### Description of the task
A word-for-word repetition of the records beneath this task is the expected answer.

### Provided information
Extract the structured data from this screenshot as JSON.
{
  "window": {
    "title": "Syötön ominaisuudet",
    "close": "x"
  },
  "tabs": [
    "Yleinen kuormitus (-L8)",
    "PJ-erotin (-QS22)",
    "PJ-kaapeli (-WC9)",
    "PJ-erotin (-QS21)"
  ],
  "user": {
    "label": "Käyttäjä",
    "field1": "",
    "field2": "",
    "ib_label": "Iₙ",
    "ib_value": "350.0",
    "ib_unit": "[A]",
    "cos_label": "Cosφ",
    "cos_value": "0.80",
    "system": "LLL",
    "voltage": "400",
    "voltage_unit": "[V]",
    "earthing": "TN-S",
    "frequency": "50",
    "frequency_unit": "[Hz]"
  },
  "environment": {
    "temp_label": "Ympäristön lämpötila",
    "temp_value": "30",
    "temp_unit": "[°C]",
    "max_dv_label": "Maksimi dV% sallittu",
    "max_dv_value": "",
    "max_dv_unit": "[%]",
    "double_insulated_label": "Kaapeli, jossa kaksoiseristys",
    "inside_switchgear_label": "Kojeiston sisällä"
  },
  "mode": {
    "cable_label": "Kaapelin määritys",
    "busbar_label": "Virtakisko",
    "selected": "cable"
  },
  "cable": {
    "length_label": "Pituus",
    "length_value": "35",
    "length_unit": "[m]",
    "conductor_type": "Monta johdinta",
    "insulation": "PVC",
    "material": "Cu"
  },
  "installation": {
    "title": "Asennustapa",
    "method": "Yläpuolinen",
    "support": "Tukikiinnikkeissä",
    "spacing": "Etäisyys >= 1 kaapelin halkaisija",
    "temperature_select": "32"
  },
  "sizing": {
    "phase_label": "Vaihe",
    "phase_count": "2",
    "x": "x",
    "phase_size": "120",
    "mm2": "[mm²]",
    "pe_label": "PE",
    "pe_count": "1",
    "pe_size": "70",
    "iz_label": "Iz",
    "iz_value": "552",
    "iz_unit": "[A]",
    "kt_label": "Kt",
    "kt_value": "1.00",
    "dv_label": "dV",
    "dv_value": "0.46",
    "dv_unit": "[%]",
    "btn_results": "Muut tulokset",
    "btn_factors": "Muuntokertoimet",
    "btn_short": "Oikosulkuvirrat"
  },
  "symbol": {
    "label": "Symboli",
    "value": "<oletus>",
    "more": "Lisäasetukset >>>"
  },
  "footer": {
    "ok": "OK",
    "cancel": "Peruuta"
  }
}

### Task output
Extract the structured data from this screenshot as JSON.
{
  "window": {
    "title": "Syötön ominaisuudet",
    "close": "x"
  },
  "tabs": [
    "Yleinen kuormitus (-L8)",
    "PJ-erotin (-QS22)",
    "PJ-kaapeli (-WC9)",
    "PJ-erotin (-QS21)"
  ],
  "user": {
    "label": "Käyttäjä",
    "field1": "",
    "field2": "",
    "ib_label": "Iₙ",
    "ib_value": "350.0",
    "ib_unit": "[A]",
    "cos_label": "Cosφ",
    "cos_value": "0.80",
    "system": "LLL",
    "voltage": "400",
    "voltage_unit": "[V]",
    "earthing": "TN-S",
    "frequency": "50",
    "frequency_unit": "[Hz]"
  },
  "environment": {
    "temp_label": "Ympäristön lämpötila",
    "temp_value": "30",
    "temp_unit": "[°C]",
    "max_dv_label": "Maksimi dV% sallittu",
    "max_dv_value": "",
    "max_dv_unit": "[%]",
    "double_insulated_label": "Kaapeli, jossa kaksoiseristys",
    "inside_switchgear_label": "Kojeiston sisällä"
  },
  "mode": {
    "cable_label": "Kaapelin määritys",
    "busbar_label": "Virtakisko",
    "selected": "cable"
  },
  "cable": {
    "length_label": "Pituus",
    "length_value": "35",
    "length_unit": "[m]",
    "conductor_type": "Monta johdinta",
    "insulation": "PVC",
    "material": "Cu"
  },
  "installation": {
    "title": "Asennustapa",
    "method": "Yläpuolinen",
    "support": "Tukikiinnikkeissä",
    "spacing": "Etäisyys >= 1 kaapelin halkaisija",
    "temperature_select": "32"
  },
  "sizing": {
    "phase_label": "Vaihe",
    "phase_count": "2",
    "x": "x",
    "phase_size": "120",
    "mm2": "[mm²]",
    "pe_label": "PE",
    "pe_count": "1",
    "pe_size": "70",
    "iz_label": "Iz",
    "iz_value": "552",
    "iz_unit": "[A]",
    "kt_label": "Kt",
    "kt_value": "1.00",
    "dv_label": "dV",
    "dv_value": "0.46",
    "dv_unit": "[%]",
    "btn_results": "Muut tulokset",
    "btn_factors": "Muuntokertoimet",
    "btn_short": "Oikosulkuvirrat"
  },
  "symbol": {
    "label": "Symboli",
    "value": "<oletus>",
    "more": "Lisäasetukset >>>"
  },
  "footer": {
    "ok": "OK",
    "cancel": "Peruuta"
  }
}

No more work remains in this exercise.